    5. Fanboost aside, I’m really looking forwards to Formula E. It might take a few seasons, but I’m optimistic that this has the potential to develop into a first class riving series, maybe even on par with F1 itself.

      1. Same here. I think it is a brilliant idea and hopefully it will evolve to be even more what racing fans are looking for moving forward.

    6. It’ll be very weird watching it, but I think Formula E is an encouraging step forward for motorsports. Fanboost is terrible though – watching drivers beg for more power on Twitter is just pathetic.

      1. Fanboost is a terrible idea. But they can have fun with the boost idea. Make it like a video game. Have special markers on the track off line that light up randomly which gives about 5 seconds of DRS. Off line meaning that the driver can’t get a clean lap, so good laptime vs bonus speed. The bonus can be accumulated. DRS should give a higher speed instead of a higher engine setting which will flatten the battery faster.

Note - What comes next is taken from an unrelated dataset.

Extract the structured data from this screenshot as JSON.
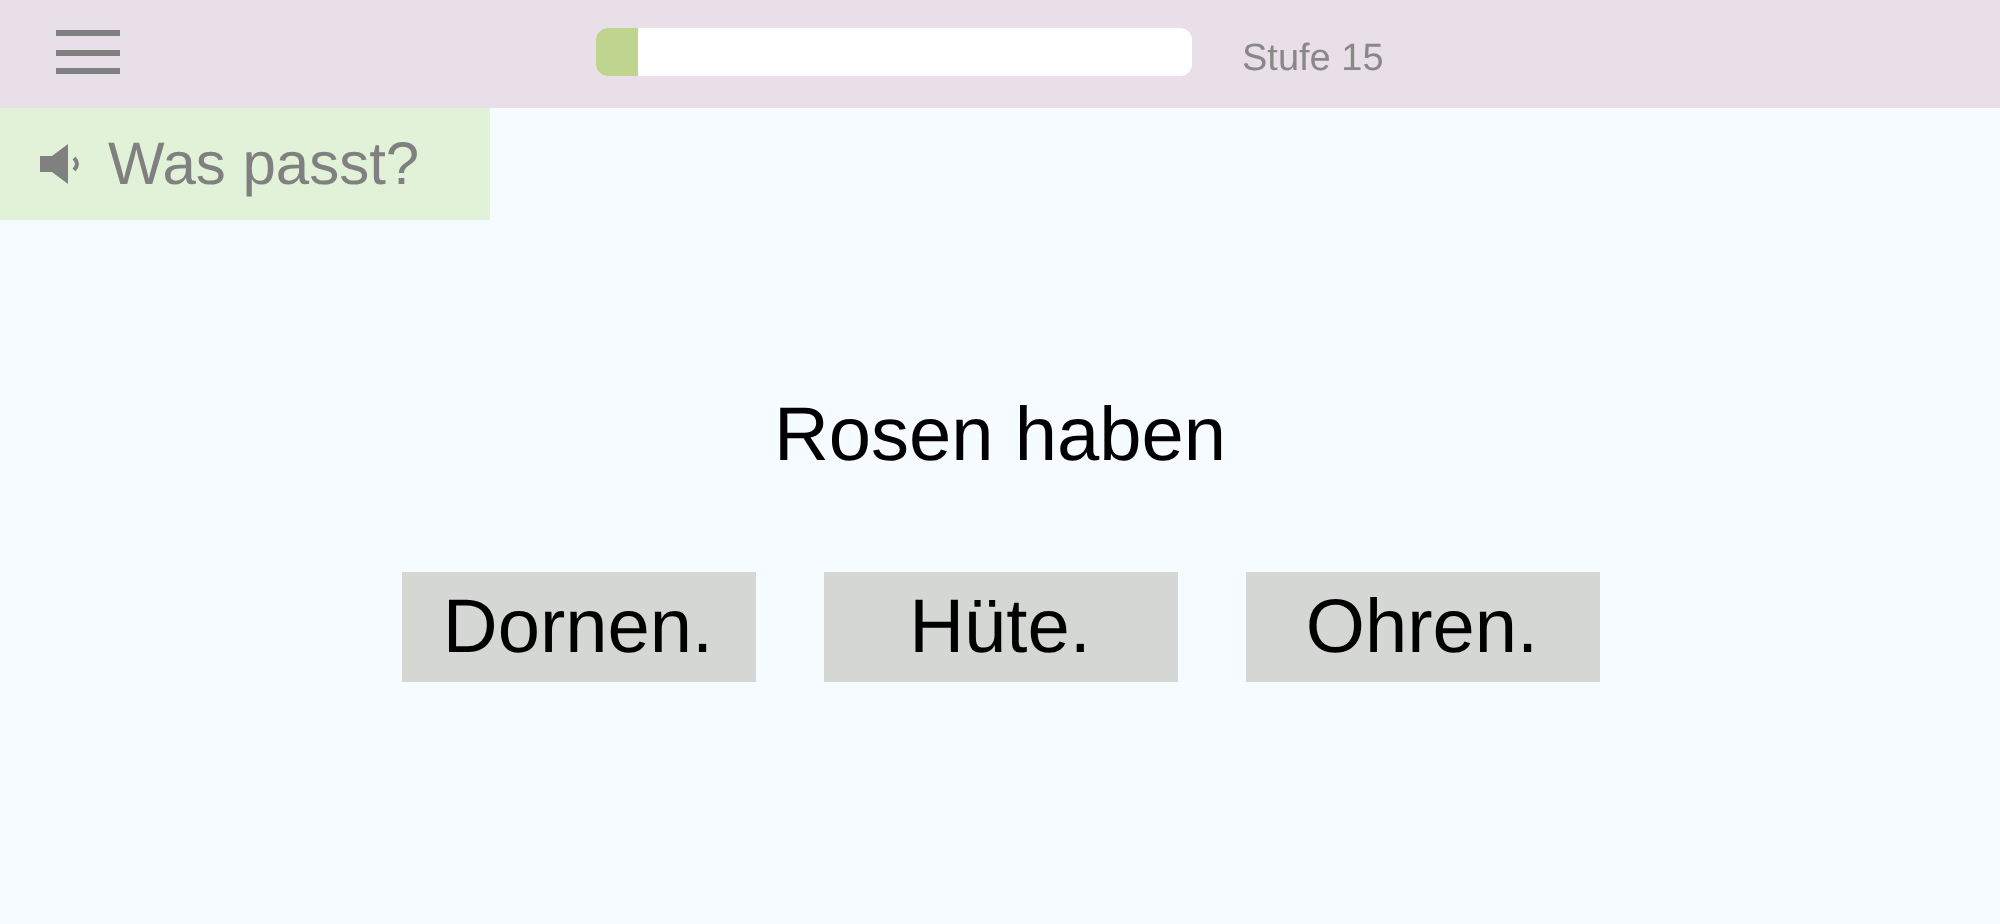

The bonus should also be allowed anywhere on the track.

    7. Am I the only one that thinks “racing” and “electric” cars are non compatible? (or if you prefer, the movement to make automobile racing more eco friendly.) The whole point of racing is to get from point A to point B in the shortest amount of elapsed time. There is no conservation of energy, material, monies, etc. to achieve that goal.

      1. I doubt you’re the only one but personally I disagree.
        When all electric bikes first got their own race at the Isle of Man TT there were loads of people laughing at the bikes and claiming the series would never return due to their relatively poor performance compared to the petrol powered bikes. They’ve only been running for a few years but the electric bikes are getting a lot faster with John McGuinness winning the 2014 race with an average speed of 117 mph, just 9 mph off the lap speed for the supersport race 1. Given a few more years of development the electric bikes will getting close to the superbike’s in terms of speed and as batteries get better their range will also improve.
        All this development is having a positive impact on road bikes with several manufacturers now selling electric bikes, while I don’t have one myself I have tested a couple and when I do come to buy my next bike I’ll be checking out the electric ones first.
        Electric and hybrid cars are the future, regardless of how much we like it, and racing needs to reflect this with series such as Formula E, F1 & WEC being at the pinnacle of the research & development process.

      2. @bomarcuda Considering the history of motorsport in general, I would have to say you’re way off the mark. Racing as you define it was only a part of the deal. As a kid I read the “so boring!” stories of timed events — not in the sense that it was a single vehicle at a time, attempting to complete a course in the shortest time possible but that each vehicle was given a time to complete a course and the vehicle that came closest to that time was the winner. A car that could go 30 miles per hour but on average was limited to 25 mph according to time? Yeah, that was motor racing. It wasn’t about going the fastest, it was about maintaining an average. This was back when you needed a pocket watch, notepad and a pencil and hope you calculated the distance on the map correctly.

        What you are defining is called a “sprint”. No matter how you call it, it’s a sprint race. And there are “slow” races where the object is to finish last or in the longest time, possible.

        So in truth, “electric” is very reasonable in “auto racing” in many forms. This just happens to be that form. Go the fastest as possible given the equipment and technology provided.

        That’s racing.

    8. I’m waiting for this series. :)

    9. I will give it a shot but I really don’t like the gimmicks they are piling on. Fanboost and racing soundtrack during races isn’t my cup of tea…

    10. Formula E… an answer to a question no one asked.

    11. @gabal “racing soundtrack during races”? What have I missed?

      1. They were mentioning how they will play music, sounds of engines roaring and crashes during the race as it would otherwise be too quiet…

        1. @gabal Was it a joke? Honestly, I can’t tell anymore.

    Comments are closed.